Gather every line in the records below that contains the word "elenco".

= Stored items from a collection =
____________________

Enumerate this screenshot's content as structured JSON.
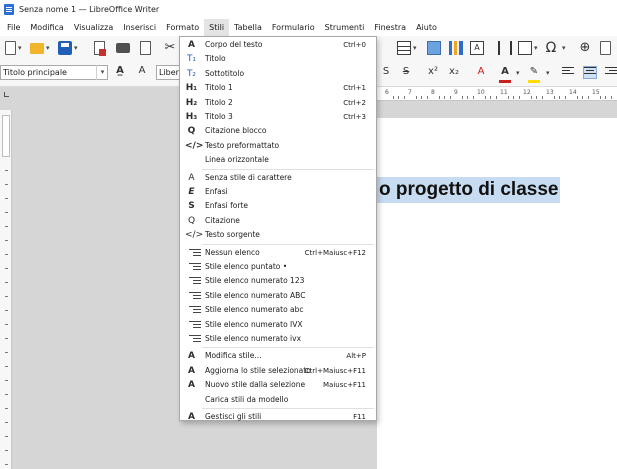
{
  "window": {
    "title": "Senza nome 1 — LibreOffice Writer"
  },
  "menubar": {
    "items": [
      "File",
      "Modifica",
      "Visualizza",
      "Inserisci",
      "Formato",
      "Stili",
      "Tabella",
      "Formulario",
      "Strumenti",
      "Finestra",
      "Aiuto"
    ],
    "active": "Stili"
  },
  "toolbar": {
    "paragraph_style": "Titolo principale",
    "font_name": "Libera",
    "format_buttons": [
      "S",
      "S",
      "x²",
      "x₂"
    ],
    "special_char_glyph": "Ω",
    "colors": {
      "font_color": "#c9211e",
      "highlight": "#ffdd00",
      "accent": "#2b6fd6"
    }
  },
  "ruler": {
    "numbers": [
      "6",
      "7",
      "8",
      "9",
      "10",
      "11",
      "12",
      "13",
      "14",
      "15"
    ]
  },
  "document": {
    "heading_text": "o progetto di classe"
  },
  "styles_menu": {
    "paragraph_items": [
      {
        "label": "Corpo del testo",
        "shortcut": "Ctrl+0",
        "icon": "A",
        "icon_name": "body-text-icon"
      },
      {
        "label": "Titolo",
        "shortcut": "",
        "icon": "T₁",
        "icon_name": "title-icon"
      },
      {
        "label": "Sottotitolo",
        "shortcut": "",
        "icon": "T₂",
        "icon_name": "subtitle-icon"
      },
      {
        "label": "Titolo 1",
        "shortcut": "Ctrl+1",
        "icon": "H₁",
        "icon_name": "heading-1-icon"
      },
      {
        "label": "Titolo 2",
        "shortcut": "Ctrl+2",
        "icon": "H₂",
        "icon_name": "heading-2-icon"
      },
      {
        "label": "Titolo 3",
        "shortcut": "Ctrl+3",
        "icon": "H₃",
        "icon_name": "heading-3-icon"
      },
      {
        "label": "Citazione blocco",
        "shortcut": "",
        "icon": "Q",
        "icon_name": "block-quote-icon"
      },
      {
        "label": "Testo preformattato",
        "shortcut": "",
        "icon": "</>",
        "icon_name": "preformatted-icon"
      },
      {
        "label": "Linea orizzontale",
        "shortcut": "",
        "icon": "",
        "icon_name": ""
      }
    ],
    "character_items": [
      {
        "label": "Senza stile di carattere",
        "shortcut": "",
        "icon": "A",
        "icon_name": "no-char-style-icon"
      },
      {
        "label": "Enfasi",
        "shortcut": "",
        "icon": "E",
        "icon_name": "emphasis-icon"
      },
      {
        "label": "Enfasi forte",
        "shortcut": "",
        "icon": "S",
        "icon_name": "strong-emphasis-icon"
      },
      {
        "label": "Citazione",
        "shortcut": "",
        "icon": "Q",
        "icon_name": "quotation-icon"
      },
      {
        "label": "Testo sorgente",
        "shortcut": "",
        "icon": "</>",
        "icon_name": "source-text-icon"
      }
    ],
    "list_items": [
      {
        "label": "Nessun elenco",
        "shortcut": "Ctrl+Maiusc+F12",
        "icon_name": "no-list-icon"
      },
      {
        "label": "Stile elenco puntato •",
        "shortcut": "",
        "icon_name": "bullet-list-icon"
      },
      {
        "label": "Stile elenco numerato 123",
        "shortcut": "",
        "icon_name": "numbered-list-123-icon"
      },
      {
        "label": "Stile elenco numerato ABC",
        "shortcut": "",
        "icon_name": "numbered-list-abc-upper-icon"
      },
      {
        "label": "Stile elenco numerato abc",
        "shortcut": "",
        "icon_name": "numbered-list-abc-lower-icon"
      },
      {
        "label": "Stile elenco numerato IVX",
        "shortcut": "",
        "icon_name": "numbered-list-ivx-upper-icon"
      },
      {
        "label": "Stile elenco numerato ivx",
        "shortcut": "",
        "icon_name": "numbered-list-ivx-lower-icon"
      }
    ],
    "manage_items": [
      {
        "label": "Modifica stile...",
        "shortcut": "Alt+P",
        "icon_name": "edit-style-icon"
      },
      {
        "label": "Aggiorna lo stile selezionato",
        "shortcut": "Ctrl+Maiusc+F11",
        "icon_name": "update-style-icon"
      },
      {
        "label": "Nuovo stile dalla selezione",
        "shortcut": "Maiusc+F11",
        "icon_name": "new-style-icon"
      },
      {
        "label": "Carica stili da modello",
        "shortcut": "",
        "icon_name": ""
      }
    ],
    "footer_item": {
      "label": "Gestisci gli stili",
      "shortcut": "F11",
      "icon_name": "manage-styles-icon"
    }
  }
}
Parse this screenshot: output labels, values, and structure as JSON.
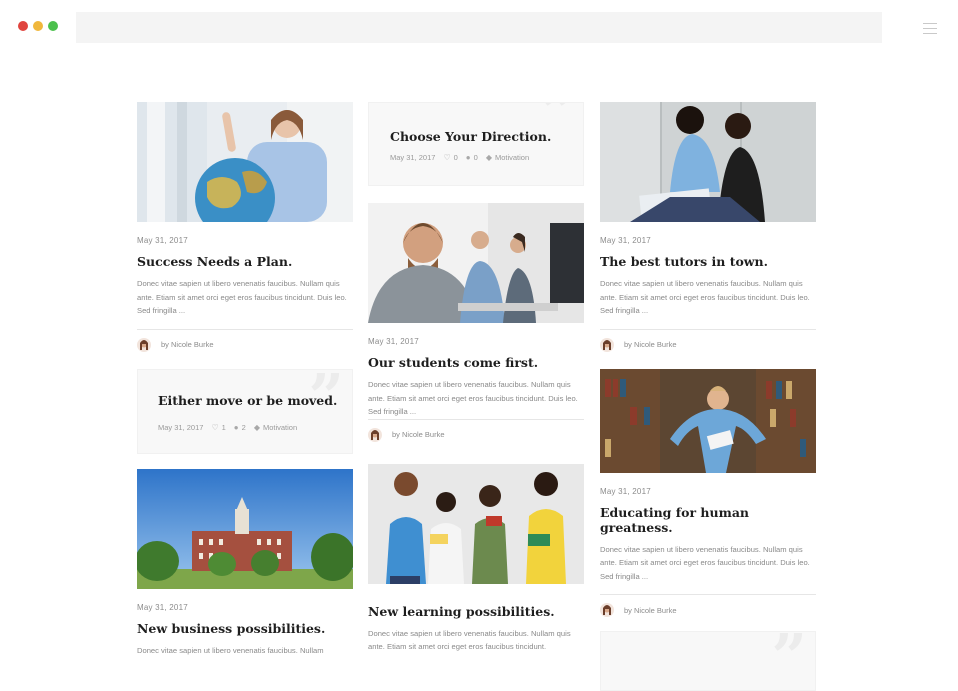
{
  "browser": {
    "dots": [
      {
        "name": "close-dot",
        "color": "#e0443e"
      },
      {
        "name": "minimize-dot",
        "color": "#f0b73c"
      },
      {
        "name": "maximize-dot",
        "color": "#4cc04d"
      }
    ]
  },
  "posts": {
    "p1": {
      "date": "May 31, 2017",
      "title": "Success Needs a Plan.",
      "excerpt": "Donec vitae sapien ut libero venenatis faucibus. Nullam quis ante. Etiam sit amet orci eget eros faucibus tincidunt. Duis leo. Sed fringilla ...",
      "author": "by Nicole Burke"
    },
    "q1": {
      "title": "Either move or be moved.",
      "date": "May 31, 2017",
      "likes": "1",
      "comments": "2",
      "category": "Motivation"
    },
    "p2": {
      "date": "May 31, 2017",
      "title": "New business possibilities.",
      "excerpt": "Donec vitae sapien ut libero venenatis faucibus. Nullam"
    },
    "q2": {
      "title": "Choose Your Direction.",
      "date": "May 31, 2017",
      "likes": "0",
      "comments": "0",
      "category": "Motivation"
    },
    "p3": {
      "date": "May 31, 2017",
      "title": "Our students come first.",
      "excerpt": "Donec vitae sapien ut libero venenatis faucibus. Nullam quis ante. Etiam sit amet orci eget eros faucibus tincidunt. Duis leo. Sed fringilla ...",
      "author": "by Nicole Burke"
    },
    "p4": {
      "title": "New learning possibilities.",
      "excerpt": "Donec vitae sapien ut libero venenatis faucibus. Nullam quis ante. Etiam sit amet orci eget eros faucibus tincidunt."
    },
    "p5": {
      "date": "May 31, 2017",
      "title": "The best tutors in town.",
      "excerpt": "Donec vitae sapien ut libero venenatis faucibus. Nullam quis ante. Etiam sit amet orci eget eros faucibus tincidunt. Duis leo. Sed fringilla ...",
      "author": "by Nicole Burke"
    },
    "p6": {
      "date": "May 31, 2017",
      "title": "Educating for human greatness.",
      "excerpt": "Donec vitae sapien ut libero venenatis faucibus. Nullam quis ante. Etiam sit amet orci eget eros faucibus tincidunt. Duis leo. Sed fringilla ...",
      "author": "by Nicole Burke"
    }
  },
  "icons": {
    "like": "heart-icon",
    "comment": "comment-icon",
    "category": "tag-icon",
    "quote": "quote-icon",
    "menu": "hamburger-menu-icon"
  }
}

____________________

= SOLUTION TO THIS EXERCISE =
        "label": "Nessun elenco",
        "label": "Stile elenco puntato •",
        "label": "Stile elenco numerato 123",
        "label": "Stile elenco numerato ABC",
        "label": "Stile elenco numerato abc",
        "label": "Stile elenco numerato IVX",
        "label": "Stile elenco numerato ivx",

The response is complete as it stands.